*Given records*
# # #
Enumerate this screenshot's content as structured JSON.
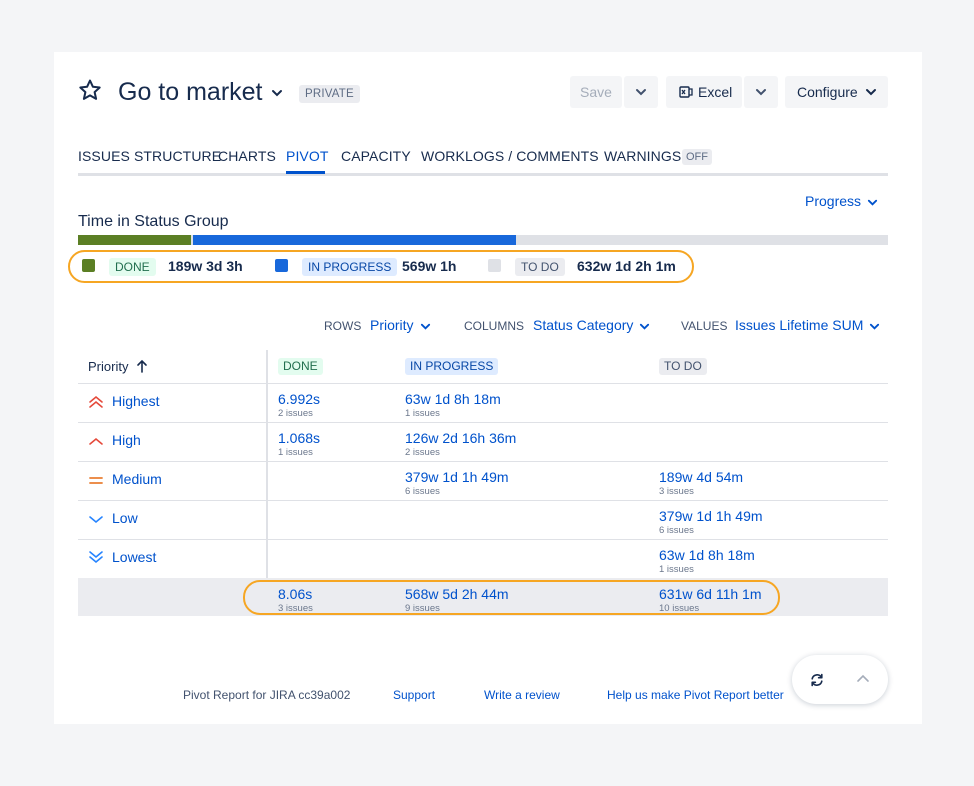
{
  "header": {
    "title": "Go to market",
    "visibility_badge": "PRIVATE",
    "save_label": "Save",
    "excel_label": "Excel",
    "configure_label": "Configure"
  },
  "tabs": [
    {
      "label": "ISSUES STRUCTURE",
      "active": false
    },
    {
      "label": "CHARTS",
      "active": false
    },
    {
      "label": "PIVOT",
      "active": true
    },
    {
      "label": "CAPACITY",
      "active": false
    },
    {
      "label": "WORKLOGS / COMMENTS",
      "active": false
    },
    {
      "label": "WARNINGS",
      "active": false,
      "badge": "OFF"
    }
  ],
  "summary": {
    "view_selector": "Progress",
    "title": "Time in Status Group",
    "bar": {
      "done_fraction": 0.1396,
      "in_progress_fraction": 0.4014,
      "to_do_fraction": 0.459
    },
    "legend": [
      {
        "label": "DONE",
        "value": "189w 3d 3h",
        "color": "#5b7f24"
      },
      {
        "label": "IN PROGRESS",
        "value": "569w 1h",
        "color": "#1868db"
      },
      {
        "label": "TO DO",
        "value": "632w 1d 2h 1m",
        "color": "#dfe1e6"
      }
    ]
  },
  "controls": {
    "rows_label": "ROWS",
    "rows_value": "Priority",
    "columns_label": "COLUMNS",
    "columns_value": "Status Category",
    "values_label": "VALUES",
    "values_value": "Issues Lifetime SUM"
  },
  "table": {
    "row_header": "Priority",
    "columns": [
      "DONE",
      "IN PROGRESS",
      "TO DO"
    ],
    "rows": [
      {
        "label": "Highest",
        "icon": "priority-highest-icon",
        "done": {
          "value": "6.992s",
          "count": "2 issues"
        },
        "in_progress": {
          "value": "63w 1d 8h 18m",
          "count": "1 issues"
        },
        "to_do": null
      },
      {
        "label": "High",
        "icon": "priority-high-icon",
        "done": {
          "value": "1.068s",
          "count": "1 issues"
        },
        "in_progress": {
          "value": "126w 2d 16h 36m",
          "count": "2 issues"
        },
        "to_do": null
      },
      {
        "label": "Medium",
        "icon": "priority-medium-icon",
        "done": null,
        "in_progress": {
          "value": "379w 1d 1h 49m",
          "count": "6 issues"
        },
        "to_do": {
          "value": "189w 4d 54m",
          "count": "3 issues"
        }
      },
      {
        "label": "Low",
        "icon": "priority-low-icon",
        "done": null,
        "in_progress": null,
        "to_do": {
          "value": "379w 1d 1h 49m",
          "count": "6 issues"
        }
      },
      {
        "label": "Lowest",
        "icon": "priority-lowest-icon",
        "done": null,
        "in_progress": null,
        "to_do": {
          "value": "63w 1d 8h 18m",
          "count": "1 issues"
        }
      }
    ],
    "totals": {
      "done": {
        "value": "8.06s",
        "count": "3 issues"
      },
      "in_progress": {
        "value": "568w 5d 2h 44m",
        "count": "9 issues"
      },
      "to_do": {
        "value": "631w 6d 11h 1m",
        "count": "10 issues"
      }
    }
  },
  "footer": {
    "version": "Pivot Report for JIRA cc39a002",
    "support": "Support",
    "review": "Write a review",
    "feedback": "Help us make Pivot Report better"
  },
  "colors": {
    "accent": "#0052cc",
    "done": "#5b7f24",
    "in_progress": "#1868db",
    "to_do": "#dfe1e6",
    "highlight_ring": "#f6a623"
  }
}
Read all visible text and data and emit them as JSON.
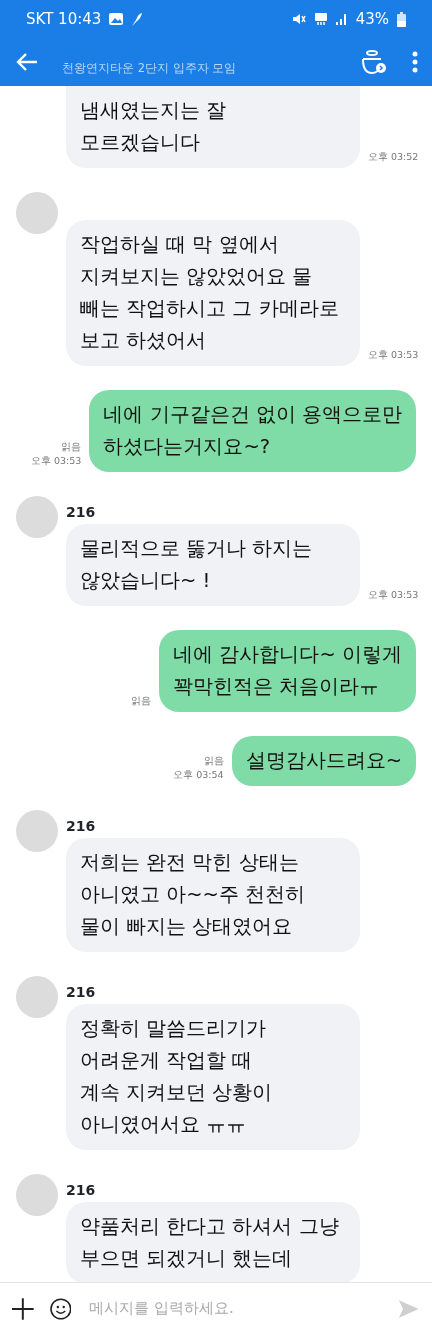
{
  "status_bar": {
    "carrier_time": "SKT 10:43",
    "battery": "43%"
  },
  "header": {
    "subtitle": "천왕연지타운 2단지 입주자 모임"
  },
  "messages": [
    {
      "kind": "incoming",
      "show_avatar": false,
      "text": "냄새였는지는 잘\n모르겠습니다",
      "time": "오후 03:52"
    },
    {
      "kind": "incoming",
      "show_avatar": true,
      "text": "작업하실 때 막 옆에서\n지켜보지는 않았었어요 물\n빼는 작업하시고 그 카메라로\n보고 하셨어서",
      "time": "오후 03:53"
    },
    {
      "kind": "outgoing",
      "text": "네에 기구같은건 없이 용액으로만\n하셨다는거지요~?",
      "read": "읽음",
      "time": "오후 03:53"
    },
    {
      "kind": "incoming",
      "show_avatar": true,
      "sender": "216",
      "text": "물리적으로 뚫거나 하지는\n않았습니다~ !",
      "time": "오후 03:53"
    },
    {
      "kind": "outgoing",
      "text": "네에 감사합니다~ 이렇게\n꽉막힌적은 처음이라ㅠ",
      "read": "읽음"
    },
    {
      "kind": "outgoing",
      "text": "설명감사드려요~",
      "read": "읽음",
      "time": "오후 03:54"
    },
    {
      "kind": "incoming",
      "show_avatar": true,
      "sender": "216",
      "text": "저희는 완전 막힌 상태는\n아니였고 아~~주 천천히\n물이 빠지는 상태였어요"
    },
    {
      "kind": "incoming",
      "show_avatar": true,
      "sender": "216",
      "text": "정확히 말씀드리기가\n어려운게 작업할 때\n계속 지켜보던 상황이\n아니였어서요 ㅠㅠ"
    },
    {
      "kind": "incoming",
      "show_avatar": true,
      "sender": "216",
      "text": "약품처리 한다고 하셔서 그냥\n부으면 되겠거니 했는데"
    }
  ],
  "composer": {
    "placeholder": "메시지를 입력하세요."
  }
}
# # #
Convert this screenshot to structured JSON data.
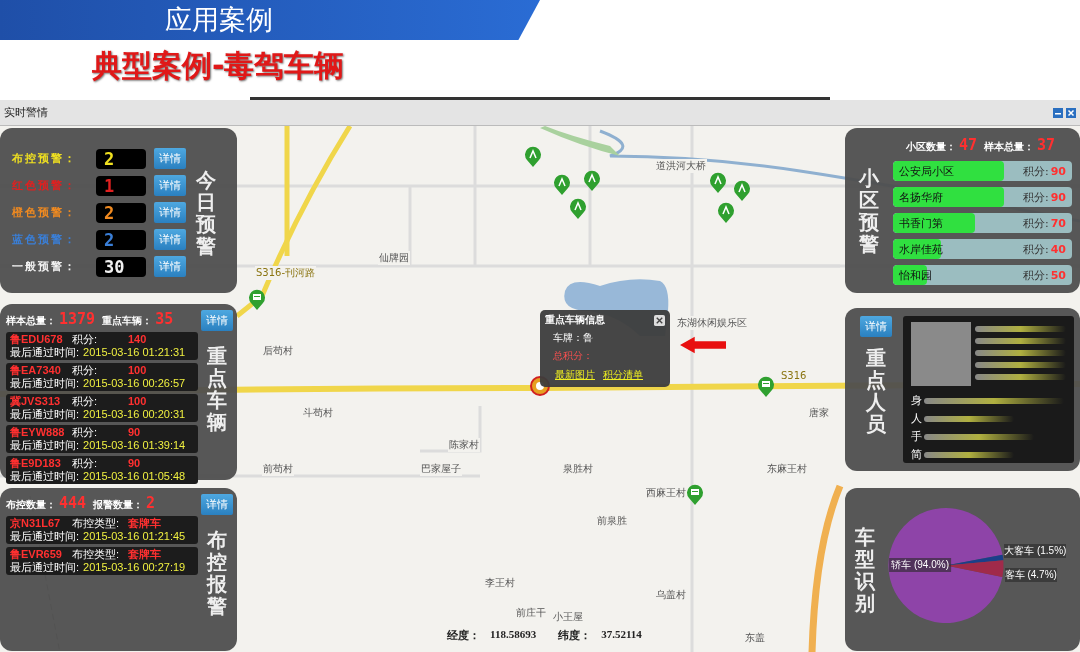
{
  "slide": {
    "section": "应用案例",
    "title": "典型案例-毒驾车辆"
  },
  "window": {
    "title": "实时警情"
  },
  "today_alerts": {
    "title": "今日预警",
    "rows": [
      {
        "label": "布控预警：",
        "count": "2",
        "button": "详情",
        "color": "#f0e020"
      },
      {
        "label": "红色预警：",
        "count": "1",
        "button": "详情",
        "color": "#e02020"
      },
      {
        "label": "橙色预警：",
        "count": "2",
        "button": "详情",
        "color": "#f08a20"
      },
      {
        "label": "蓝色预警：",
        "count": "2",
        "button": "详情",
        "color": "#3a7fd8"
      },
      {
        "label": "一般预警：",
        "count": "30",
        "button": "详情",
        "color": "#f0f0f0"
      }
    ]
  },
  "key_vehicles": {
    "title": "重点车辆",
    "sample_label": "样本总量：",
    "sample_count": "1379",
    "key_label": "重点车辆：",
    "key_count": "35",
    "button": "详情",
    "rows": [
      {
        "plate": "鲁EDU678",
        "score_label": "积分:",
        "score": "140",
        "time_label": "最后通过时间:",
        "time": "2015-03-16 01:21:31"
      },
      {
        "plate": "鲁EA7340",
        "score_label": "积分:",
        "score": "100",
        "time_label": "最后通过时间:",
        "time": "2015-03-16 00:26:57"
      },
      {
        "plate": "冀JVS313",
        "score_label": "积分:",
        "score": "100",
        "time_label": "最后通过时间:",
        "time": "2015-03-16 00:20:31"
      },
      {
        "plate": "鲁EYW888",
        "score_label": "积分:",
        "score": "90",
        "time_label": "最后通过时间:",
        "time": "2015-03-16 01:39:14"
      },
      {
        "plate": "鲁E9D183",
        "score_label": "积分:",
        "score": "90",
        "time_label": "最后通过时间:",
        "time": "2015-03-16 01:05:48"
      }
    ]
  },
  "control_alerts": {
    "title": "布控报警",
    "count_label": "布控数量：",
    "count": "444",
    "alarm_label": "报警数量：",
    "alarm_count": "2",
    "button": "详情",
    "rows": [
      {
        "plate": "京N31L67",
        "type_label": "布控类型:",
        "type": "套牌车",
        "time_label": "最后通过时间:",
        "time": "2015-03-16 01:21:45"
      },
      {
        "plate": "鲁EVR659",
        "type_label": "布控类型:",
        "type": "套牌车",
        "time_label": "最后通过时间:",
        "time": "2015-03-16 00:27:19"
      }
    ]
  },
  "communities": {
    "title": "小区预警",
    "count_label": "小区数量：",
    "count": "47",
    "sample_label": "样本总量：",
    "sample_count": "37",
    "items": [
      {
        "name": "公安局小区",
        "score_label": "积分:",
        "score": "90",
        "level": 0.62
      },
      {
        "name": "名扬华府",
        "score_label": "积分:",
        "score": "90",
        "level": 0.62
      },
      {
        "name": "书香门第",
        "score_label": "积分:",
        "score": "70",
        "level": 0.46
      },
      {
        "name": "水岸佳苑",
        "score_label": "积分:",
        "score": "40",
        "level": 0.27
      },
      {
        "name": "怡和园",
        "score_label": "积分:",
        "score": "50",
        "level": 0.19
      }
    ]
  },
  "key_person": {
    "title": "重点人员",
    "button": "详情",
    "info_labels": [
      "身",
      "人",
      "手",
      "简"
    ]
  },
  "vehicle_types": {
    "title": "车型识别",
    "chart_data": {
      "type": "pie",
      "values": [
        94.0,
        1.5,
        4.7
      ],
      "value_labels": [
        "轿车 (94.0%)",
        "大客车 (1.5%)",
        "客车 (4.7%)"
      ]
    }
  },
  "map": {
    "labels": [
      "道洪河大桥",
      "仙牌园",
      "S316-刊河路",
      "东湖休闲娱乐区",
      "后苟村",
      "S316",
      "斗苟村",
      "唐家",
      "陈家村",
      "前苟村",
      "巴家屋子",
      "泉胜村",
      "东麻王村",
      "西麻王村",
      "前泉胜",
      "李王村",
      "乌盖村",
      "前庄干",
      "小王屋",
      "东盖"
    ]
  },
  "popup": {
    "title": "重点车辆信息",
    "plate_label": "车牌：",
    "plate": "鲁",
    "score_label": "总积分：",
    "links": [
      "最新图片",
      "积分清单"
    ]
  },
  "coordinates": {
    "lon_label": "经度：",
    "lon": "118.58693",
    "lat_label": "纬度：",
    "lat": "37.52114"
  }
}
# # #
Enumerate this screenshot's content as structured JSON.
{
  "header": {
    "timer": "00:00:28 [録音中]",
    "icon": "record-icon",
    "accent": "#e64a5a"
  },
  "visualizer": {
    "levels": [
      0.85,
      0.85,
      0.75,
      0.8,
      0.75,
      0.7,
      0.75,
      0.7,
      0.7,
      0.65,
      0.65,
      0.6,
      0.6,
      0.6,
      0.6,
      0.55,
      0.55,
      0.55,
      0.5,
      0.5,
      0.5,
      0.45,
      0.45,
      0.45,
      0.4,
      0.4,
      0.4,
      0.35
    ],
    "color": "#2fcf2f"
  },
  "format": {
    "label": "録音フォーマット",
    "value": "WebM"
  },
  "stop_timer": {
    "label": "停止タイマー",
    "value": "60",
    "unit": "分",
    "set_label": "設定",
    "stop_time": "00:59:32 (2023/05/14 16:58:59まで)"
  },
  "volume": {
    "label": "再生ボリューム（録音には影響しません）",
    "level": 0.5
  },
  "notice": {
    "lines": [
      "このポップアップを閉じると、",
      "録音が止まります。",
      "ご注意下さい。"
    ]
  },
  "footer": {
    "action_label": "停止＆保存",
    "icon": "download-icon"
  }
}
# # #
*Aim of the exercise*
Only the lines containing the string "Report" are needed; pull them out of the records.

*Output below*
    "version": "Pivot Report for JIRA cc39a002",
    "feedback": "Help us make Pivot Report better"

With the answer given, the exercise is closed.